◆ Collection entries
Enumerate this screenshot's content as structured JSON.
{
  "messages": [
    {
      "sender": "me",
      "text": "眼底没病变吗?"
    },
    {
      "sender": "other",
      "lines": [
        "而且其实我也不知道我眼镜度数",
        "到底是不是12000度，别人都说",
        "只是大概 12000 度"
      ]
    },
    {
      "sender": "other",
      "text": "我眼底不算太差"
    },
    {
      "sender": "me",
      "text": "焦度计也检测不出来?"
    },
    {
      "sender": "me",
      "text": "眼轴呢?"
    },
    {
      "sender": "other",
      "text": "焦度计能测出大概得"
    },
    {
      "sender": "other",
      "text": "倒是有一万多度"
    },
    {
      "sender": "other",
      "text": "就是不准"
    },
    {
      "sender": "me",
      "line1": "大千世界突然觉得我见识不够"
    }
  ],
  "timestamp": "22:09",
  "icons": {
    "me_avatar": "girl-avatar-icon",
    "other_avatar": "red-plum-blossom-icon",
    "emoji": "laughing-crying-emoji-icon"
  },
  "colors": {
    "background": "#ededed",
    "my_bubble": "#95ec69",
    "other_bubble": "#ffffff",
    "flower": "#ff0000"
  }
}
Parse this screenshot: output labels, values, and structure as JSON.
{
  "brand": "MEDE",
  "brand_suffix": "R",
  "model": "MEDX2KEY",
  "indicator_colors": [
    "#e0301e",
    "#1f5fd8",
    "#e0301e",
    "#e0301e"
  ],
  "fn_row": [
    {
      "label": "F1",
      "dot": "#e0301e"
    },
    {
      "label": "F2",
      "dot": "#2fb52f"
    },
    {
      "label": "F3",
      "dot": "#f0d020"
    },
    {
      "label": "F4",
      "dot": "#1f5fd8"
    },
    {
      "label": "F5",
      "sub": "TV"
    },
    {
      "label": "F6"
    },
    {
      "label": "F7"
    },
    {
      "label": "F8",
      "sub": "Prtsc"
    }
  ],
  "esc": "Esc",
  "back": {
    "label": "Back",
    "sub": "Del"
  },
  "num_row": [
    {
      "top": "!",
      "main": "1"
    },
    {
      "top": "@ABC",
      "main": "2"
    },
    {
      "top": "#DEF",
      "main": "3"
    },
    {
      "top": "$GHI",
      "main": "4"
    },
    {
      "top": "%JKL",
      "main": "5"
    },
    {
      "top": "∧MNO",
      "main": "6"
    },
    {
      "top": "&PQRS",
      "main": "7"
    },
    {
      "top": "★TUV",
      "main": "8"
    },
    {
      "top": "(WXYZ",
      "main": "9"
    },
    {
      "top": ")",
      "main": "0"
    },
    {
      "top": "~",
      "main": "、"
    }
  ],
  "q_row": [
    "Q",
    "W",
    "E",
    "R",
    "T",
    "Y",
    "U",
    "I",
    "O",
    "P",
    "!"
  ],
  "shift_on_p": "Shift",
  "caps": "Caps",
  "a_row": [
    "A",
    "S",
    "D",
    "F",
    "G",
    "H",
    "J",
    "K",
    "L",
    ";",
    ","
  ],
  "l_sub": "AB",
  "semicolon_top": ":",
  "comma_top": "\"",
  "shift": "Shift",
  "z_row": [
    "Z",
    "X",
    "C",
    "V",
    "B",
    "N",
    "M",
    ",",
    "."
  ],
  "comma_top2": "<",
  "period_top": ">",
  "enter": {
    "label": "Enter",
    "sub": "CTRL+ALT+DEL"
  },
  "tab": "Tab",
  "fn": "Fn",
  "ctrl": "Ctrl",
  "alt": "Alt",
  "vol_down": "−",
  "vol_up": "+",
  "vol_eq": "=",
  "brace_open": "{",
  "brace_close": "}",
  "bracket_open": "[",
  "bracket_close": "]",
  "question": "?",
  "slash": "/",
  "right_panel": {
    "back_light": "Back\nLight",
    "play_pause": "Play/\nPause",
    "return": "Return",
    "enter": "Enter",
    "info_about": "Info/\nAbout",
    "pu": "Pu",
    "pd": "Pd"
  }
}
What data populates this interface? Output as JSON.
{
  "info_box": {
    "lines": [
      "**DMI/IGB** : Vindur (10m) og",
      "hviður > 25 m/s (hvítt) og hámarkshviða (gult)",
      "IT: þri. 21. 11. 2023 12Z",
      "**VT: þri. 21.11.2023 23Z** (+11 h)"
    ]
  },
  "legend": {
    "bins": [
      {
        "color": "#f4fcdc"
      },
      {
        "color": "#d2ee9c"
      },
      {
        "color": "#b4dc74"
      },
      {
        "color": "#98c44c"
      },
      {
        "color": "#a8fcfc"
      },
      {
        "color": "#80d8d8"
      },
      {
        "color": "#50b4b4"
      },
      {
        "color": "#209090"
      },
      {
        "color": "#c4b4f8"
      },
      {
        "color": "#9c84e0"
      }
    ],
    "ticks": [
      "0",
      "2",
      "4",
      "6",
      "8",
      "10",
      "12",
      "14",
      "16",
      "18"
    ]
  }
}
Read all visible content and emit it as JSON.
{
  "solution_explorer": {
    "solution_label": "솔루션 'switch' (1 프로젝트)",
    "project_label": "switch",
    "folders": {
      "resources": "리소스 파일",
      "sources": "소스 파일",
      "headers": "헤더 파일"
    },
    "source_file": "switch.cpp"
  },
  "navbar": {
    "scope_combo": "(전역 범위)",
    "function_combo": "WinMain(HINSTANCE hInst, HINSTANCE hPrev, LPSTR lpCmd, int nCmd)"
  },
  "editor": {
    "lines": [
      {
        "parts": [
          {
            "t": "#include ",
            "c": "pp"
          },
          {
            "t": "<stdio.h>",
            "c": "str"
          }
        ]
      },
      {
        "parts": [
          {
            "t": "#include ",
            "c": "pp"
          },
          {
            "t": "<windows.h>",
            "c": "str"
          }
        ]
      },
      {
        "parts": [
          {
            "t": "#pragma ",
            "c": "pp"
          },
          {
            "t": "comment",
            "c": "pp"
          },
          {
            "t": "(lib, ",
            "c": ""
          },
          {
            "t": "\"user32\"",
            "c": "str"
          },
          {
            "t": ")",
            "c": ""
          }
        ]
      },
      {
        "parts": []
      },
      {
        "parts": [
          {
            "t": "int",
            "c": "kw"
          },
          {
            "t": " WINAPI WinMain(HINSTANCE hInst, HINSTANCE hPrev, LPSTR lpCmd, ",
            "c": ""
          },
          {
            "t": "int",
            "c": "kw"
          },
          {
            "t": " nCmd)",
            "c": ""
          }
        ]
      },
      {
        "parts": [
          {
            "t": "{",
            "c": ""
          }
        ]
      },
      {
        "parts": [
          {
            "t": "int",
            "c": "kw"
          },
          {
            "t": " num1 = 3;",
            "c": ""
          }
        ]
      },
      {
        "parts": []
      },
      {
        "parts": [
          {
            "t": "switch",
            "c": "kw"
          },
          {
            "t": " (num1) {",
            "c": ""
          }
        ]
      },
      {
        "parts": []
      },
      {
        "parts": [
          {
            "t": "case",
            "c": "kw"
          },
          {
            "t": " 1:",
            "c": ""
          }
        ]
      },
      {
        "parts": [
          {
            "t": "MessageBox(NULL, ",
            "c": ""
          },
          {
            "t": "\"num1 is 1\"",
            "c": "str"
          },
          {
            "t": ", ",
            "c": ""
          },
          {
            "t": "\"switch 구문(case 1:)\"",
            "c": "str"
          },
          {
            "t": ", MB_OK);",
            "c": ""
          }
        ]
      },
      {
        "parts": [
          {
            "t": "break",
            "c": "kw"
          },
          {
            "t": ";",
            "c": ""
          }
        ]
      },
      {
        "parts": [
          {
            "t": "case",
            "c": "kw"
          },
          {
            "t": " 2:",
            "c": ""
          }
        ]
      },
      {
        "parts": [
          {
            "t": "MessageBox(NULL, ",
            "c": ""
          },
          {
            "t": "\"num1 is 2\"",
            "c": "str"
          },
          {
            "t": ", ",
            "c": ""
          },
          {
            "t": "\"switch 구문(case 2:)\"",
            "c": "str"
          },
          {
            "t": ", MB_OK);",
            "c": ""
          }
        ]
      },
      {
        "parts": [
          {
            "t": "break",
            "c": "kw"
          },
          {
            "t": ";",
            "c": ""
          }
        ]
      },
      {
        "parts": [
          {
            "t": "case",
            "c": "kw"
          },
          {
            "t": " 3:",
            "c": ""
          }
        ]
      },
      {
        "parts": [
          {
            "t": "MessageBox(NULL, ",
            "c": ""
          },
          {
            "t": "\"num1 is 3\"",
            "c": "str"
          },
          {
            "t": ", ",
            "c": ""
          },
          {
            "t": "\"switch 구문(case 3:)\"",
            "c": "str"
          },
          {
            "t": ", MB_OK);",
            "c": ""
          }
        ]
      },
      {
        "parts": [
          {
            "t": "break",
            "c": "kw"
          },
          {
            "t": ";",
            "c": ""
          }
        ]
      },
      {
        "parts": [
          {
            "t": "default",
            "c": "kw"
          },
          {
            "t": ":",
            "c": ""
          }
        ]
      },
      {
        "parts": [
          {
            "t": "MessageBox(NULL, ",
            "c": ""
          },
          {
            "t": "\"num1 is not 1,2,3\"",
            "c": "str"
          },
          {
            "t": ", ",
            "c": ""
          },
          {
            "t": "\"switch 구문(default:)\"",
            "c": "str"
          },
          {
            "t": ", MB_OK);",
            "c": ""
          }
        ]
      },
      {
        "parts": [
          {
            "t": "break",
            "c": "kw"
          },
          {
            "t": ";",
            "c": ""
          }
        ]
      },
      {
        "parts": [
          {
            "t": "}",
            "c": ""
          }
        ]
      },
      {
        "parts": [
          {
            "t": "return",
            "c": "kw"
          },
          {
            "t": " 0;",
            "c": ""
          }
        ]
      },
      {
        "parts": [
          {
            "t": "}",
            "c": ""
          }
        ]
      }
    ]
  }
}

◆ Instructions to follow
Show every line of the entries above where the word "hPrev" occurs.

◆ Solved exercise
    "function_combo": "WinMain(HINSTANCE hInst, HINSTANCE hPrev, LPSTR lpCmd, int nCmd)"
            "t": " WINAPI WinMain(HINSTANCE hInst, HINSTANCE hPrev, LPSTR lpCmd, ",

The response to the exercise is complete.